From net neutrality to clickwrap: 10 major internet law cases since 2000 | Monsterjam
The case of A&M Records, Inc. v. Napster, Inc. was the first major case to address the copyright law issue with regard to peer-to-peer (P2P) file sharing – and it changed the face of music sharing. as we know in the process. Napster, a peer-to-peer music sharing platform, was launched in 1999 to allow users to access and download digital MP3s from other users’ machines.
Unlike other music sharing platforms, however, Napster’s central server was designed to index the music files of its users and created a list of music available for free download on the platform, thereby removing the need for music fans to buy MP3 music. offered on the Napster platform. This led A&M Records to sue Napster for copyright infringement relating to its role in the distribution of copyrighted works.

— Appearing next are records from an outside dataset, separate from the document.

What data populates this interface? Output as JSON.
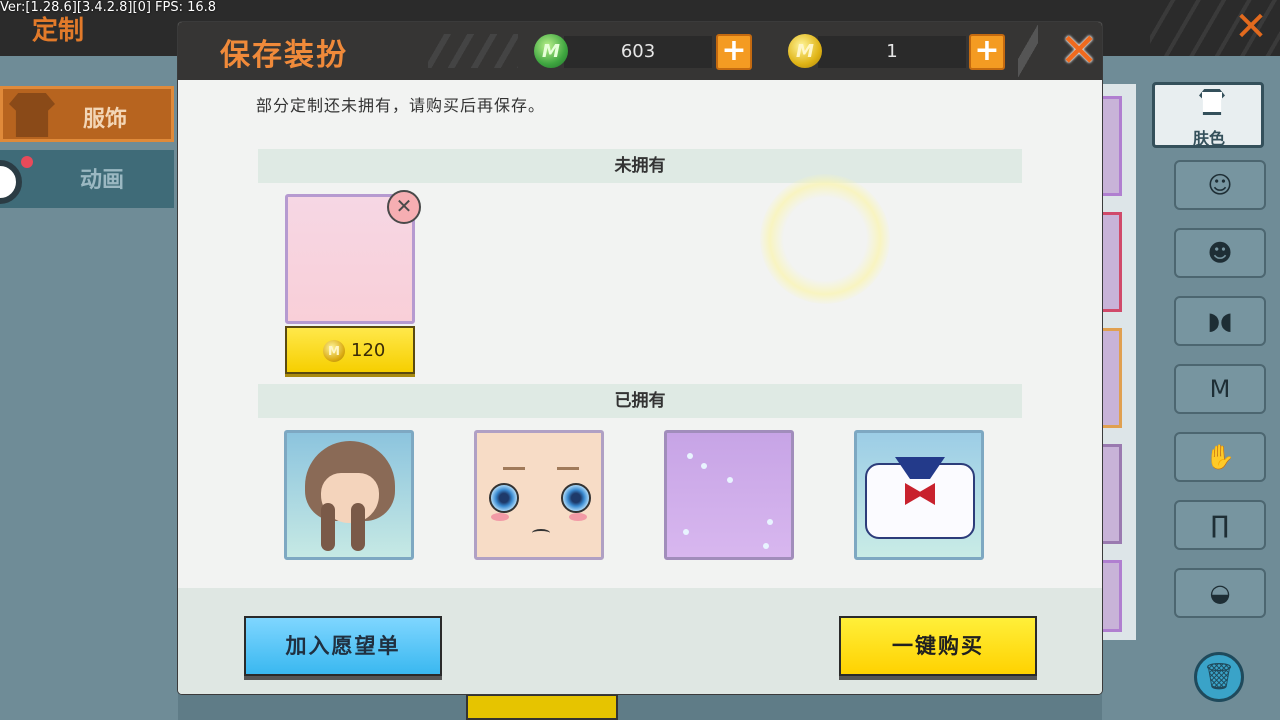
{
  "debug": {
    "text": "Ver:[1.28.6][3.4.2.8][0] FPS: 16.8"
  },
  "background": {
    "title": "定制",
    "close_icon": "close-icon",
    "tabs": [
      {
        "label": "服饰",
        "icon": "shirt-icon"
      },
      {
        "label": "动画",
        "icon": "animation-icon"
      }
    ],
    "skin_tab_label": "肤色",
    "categories": [
      "hair-icon",
      "face-icon",
      "mask-icon",
      "shirt-icon",
      "gloves-icon",
      "pants-icon",
      "shoes-icon"
    ],
    "trash_icon": "trash-icon"
  },
  "dialog": {
    "title": "保存装扮",
    "gems": {
      "value": "603",
      "icon": "green-gem-icon"
    },
    "coins": {
      "value": "1",
      "icon": "gold-coin-icon"
    },
    "message": "部分定制还未拥有，请购买后再保存。",
    "unowned_header": "未拥有",
    "owned_header": "已拥有",
    "unowned_items": [
      {
        "name": "pink background",
        "price": "120"
      }
    ],
    "owned_items": [
      "hair",
      "face",
      "background",
      "top"
    ],
    "wishlist_label": "加入愿望单",
    "buy_all_label": "一键购买"
  },
  "colors": {
    "accent_orange": "#f08a3a",
    "header_dark": "#363534",
    "buy_yellow": "#ffd200",
    "wishlist_blue": "#3ab8f0",
    "section_bar": "#dfeae4"
  }
}
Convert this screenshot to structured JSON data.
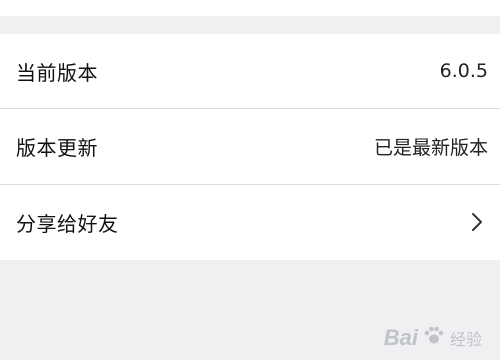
{
  "settings": {
    "rows": [
      {
        "label": "当前版本",
        "value": "6.0.5"
      },
      {
        "label": "版本更新",
        "value": "已是最新版本"
      },
      {
        "label": "分享给好友",
        "icon": "chevron-right-icon"
      }
    ]
  },
  "watermark": {
    "text": "Bai",
    "sub": "经验"
  },
  "colors": {
    "background": "#f0f0f2",
    "card": "#ffffff",
    "divider": "#dcdcdc"
  }
}
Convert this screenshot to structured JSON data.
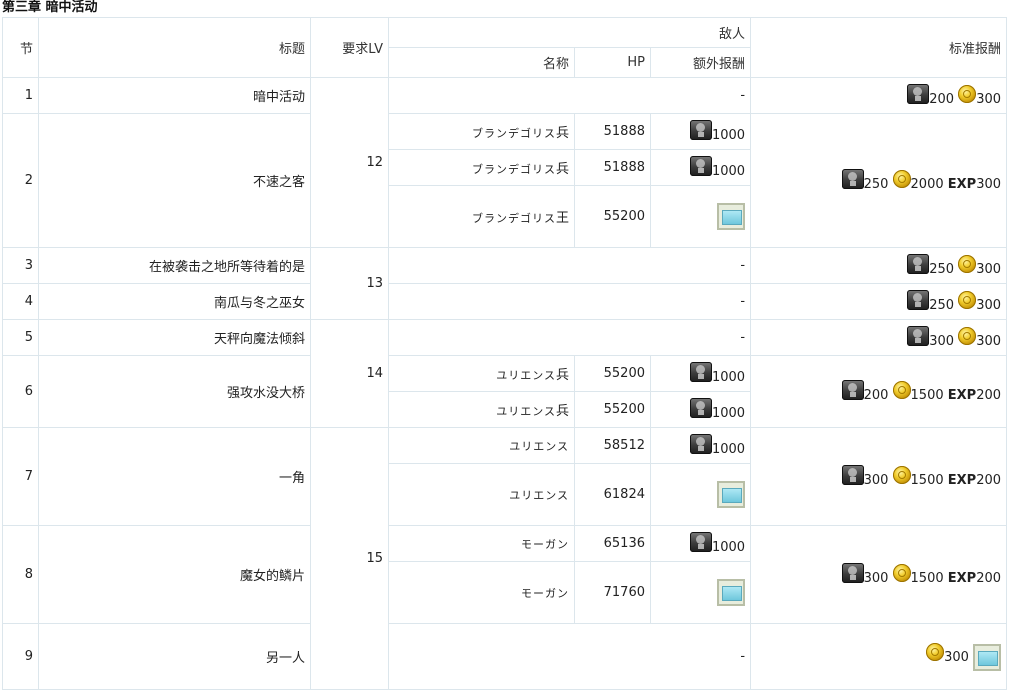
{
  "chapter_title": "第三章 暗中活动",
  "headers": {
    "section": "节",
    "title": "标题",
    "req_lv": "要求LV",
    "enemy": "敌人",
    "name": "名称",
    "hp": "HP",
    "extra_reward": "额外报酬",
    "std_reward": "标准报酬"
  },
  "dash": "-",
  "exp_label": "EXP",
  "levels": {
    "l12": "12",
    "l13": "13",
    "l14": "14",
    "l15": "15"
  },
  "rows": {
    "s1": {
      "num": "1",
      "title": "暗中活动",
      "spirit": "200",
      "gold": "300"
    },
    "s2": {
      "num": "2",
      "title": "不速之客",
      "spirit": "250",
      "gold": "2000",
      "exp": "300",
      "enemies": [
        {
          "name": "ブランデゴリス",
          "suffix": "兵",
          "hp": "51888",
          "extra": "1000"
        },
        {
          "name": "ブランデゴリス",
          "suffix": "兵",
          "hp": "51888",
          "extra": "1000"
        },
        {
          "name": "ブランデゴリス",
          "suffix": "王",
          "hp": "55200"
        }
      ]
    },
    "s3": {
      "num": "3",
      "title": "在被袭击之地所等待着的是",
      "spirit": "250",
      "gold": "300"
    },
    "s4": {
      "num": "4",
      "title": "南瓜与冬之巫女",
      "spirit": "250",
      "gold": "300"
    },
    "s5": {
      "num": "5",
      "title": "天秤向魔法倾斜",
      "spirit": "300",
      "gold": "300"
    },
    "s6": {
      "num": "6",
      "title": "强攻水没大桥",
      "spirit": "200",
      "gold": "1500",
      "exp": "200",
      "enemies": [
        {
          "name": "ユリエンス",
          "suffix": "兵",
          "hp": "55200",
          "extra": "1000"
        },
        {
          "name": "ユリエンス",
          "suffix": "兵",
          "hp": "55200",
          "extra": "1000"
        }
      ]
    },
    "s7": {
      "num": "7",
      "title": "一角",
      "spirit": "300",
      "gold": "1500",
      "exp": "200",
      "enemies": [
        {
          "name": "ユリエンス",
          "hp": "58512",
          "extra": "1000"
        },
        {
          "name": "ユリエンス",
          "hp": "61824"
        }
      ]
    },
    "s8": {
      "num": "8",
      "title": "魔女的鳞片",
      "spirit": "300",
      "gold": "1500",
      "exp": "200",
      "enemies": [
        {
          "name": "モーガン",
          "hp": "65136",
          "extra": "1000"
        },
        {
          "name": "モーガン",
          "hp": "71760"
        }
      ]
    },
    "s9": {
      "num": "9",
      "title": "另一人",
      "gold": "300"
    }
  },
  "icons": {
    "spirit": "spirit-gem-icon",
    "gold": "gold-coin-icon",
    "ticket": "ticket-card-icon"
  }
}
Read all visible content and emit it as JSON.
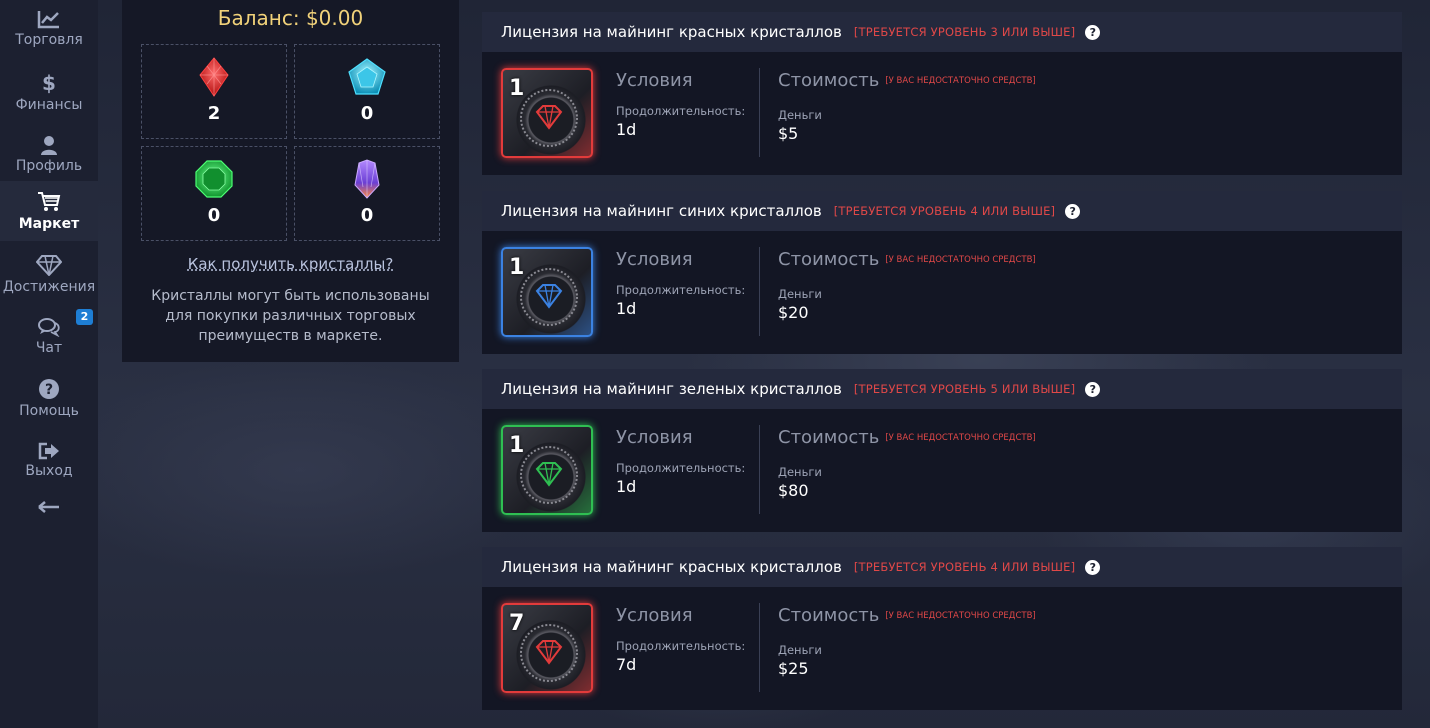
{
  "sidebar": {
    "items": [
      {
        "label": "Торговля",
        "icon": "chart-line-icon"
      },
      {
        "label": "Финансы",
        "icon": "dollar-icon"
      },
      {
        "label": "Профиль",
        "icon": "user-icon"
      },
      {
        "label": "Маркет",
        "icon": "cart-icon",
        "active": true
      },
      {
        "label": "Достижения",
        "icon": "diamond-icon"
      },
      {
        "label": "Чат",
        "icon": "chat-icon",
        "badge": "2"
      },
      {
        "label": "Помощь",
        "icon": "question-icon"
      },
      {
        "label": "Выход",
        "icon": "logout-icon"
      }
    ],
    "collapse_icon": "arrow-left-icon"
  },
  "crystals": {
    "balance": "Баланс: $0.00",
    "items": [
      {
        "type": "red",
        "count": "2"
      },
      {
        "type": "blue",
        "count": "0"
      },
      {
        "type": "green",
        "count": "0"
      },
      {
        "type": "purple",
        "count": "0"
      }
    ],
    "how_link": "Как получить кристаллы?",
    "description": "Кристаллы могут быть использованы для покупки различных торговых преимуществ в маркете."
  },
  "licenses": [
    {
      "title": "Лицензия на майнинг красных кристаллов",
      "requirement": "[ТРЕБУЕТСЯ УРОВЕНЬ 3 ИЛИ ВЫШЕ]",
      "image_number": "1",
      "color": "#e23b3b",
      "conditions_title": "Условия",
      "duration_label": "Продолжительность:",
      "duration": "1d",
      "cost_title": "Стоимость",
      "cost_warning": "[У ВАС НЕДОСТАТОЧНО СРЕДСТВ]",
      "money_label": "Деньги",
      "price": "$5"
    },
    {
      "title": "Лицензия на майнинг синих кристаллов",
      "requirement": "[ТРЕБУЕТСЯ УРОВЕНЬ 4 ИЛИ ВЫШЕ]",
      "image_number": "1",
      "color": "#3b82e2",
      "conditions_title": "Условия",
      "duration_label": "Продолжительность:",
      "duration": "1d",
      "cost_title": "Стоимость",
      "cost_warning": "[У ВАС НЕДОСТАТОЧНО СРЕДСТВ]",
      "money_label": "Деньги",
      "price": "$20"
    },
    {
      "title": "Лицензия на майнинг зеленых кристаллов",
      "requirement": "[ТРЕБУЕТСЯ УРОВЕНЬ 5 ИЛИ ВЫШЕ]",
      "image_number": "1",
      "color": "#2fbf52",
      "conditions_title": "Условия",
      "duration_label": "Продолжительность:",
      "duration": "1d",
      "cost_title": "Стоимость",
      "cost_warning": "[У ВАС НЕДОСТАТОЧНО СРЕДСТВ]",
      "money_label": "Деньги",
      "price": "$80"
    },
    {
      "title": "Лицензия на майнинг красных кристаллов",
      "requirement": "[ТРЕБУЕТСЯ УРОВЕНЬ 4 ИЛИ ВЫШЕ]",
      "image_number": "7",
      "color": "#e23b3b",
      "conditions_title": "Условия",
      "duration_label": "Продолжительность:",
      "duration": "7d",
      "cost_title": "Стоимость",
      "cost_warning": "[У ВАС НЕДОСТАТОЧНО СРЕДСТВ]",
      "money_label": "Деньги",
      "price": "$25"
    }
  ],
  "colors": {
    "accent_gold": "#f1d27a",
    "warning_red": "#e04848",
    "badge_blue": "#1e7ed4"
  }
}
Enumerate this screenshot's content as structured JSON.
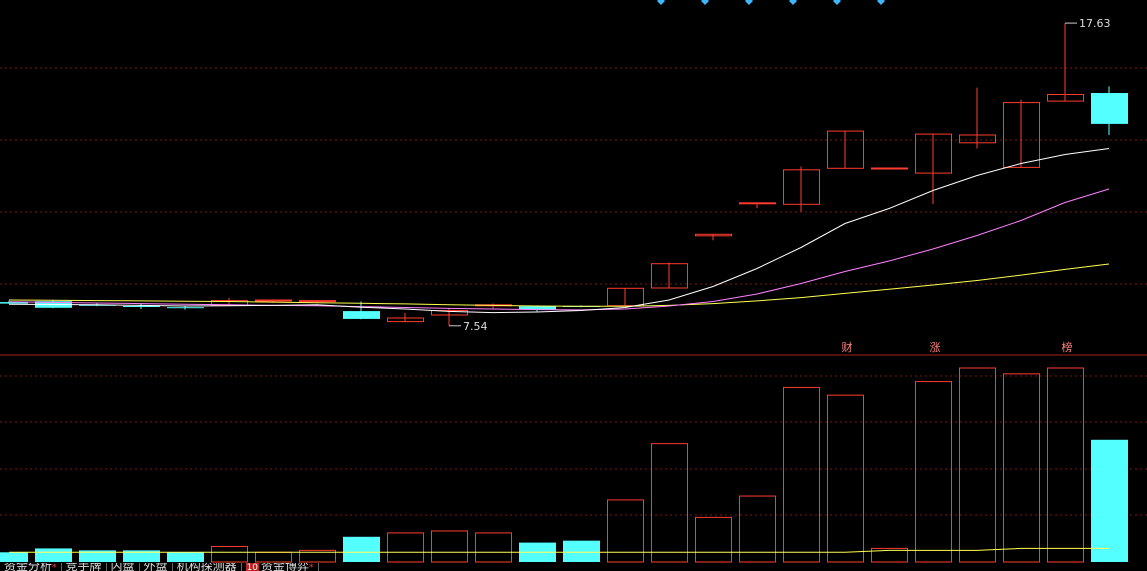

Napster’s defense was that it offered users a way to sample music before making a purchase, and that users already owned the music, which it had received through authorized distributions of copyrighted works. . Court ruled in favor of A&M Records, ruling in part that Napster’s P2P file-sharing service was not fair use of copyrighted works, making file sharing much more difficult copyrighted music using these types of online platforms.
This story originally appeared on Idressed and was produced and distributed in partnership with Stacker Studio.